Do you want to study the target language through music? A great place to find popular music in your target language is the iTunes store. Scroll to the bottom of your iTunes window and change your location in a country that speaks your target language, then simply search the top rankings of that country for your favorite music genre.

Do you prefer to listen to the radio? Just Google "streaming + [country] + radio", for example "Japanese streaming radio", and you'll find a long list of websites that stream local radio stations online. Another tip is to remember that Google is a location-based search engine. If you want better results for your searches, click on the "settings" icon to the right of the Google search results page and click on "Advanced Search". From there you can change your language and country settings to better match what a native speaker in your target language might have - try it, you will immediately get tons of relevant results from the chosen country.

Are you more into movies or TV shows? If you are looking for a good foreign film to watch, go to IMDB. You can order movies by popularity, country or language. Watching movies or TV shows in a foreign language can be a bit of a challenge. Don't worry, though. If you are just getting started, start watching movies in your target language with subtitles in your native language. Then, as you progress, switch to using subtitles in your target language. When you are ready, watch foreign movies without subtitles. It's good exercise and it's fun!

You can improve your empathy.

Empathy is the feeling of understanding and sharing another person's experiences and emotions: the ability to share someone else's feelings.

Key behaviours of emphatic people include cultivating curiosity about strangers, challenging prejudices and discovering commonalities, experiencing another person's life, listening carefully and opening up. These behaviours strongly overlap with the process of learning a foreign language and opening up to a new culture, so they will become much easier to develop once you start taking language learning seriously.
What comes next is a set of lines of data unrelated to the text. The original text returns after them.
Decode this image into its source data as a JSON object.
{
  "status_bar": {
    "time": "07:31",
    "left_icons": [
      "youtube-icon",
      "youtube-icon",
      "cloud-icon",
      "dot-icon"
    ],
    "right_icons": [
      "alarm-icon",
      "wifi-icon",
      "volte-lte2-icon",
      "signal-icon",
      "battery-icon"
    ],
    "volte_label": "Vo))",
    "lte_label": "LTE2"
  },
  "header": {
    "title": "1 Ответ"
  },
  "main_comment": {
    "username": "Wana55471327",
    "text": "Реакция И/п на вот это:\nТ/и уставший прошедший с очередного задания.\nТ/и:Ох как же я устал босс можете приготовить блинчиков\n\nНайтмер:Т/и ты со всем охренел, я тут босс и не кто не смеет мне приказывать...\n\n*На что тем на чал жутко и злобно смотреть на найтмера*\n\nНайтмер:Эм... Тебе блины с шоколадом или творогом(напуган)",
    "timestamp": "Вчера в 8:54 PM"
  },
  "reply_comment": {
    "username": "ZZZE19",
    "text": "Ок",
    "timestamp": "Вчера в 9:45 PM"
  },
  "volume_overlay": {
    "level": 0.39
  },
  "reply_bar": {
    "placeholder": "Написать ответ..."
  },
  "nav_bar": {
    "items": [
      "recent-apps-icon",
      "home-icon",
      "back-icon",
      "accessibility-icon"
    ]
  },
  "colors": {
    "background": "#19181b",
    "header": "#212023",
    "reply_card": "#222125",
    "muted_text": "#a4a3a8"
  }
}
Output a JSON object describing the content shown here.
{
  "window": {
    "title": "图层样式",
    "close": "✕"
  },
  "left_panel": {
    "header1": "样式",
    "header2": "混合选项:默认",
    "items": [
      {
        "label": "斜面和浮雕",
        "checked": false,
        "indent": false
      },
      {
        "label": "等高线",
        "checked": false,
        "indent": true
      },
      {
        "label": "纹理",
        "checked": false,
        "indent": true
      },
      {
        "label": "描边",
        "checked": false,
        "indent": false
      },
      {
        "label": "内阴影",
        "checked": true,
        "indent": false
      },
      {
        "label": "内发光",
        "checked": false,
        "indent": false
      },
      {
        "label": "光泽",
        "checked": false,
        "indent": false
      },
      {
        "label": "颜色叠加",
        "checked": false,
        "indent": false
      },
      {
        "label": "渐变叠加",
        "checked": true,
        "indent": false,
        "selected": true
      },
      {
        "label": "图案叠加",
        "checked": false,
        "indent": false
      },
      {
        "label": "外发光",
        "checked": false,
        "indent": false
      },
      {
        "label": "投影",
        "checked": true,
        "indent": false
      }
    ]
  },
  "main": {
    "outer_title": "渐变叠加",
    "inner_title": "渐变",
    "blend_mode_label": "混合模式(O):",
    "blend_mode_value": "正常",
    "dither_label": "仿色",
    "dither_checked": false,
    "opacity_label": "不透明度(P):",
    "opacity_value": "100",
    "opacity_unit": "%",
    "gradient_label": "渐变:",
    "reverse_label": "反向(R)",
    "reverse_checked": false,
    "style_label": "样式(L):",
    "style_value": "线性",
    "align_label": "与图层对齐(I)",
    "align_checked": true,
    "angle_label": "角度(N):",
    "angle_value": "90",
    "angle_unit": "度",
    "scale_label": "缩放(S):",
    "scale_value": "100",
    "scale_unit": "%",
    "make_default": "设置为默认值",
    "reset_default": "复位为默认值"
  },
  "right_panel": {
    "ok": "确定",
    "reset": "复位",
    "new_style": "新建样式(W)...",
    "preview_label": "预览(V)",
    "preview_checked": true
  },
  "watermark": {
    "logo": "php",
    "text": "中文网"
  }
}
I remember moments when I was travelling in Germany when I felt completely overwhelmed, stressed, frustrated and even ashamed by my level of German. It is hard to say that you really understand or share someone else's feelings, but these days every time I see someone struggling with Italian I can think back to my stress with the language in Germany.

You can develop willpower.

Willpower can be easily improved simply by using it. The more you can take self-control in everyday activities, the more self-control you will have.

This is good news, because as language learners, whenever we do not feel like studying the target language and we do it anyway, we can improve our self-control.

Any willpower developed by your language studies can then be applied to whatever else you are trying to achieve to get in shape, quit smoking or reduce your ice cream consumption.

These are just some of the reasons why language learning can change your life and is incredibly rewarding. The simple fact that you can talk to someone in a language that you did not learn as a child is exciting and helps you become a better person every day.

Written by: Martina Sassi, Staff Writer Language Exchange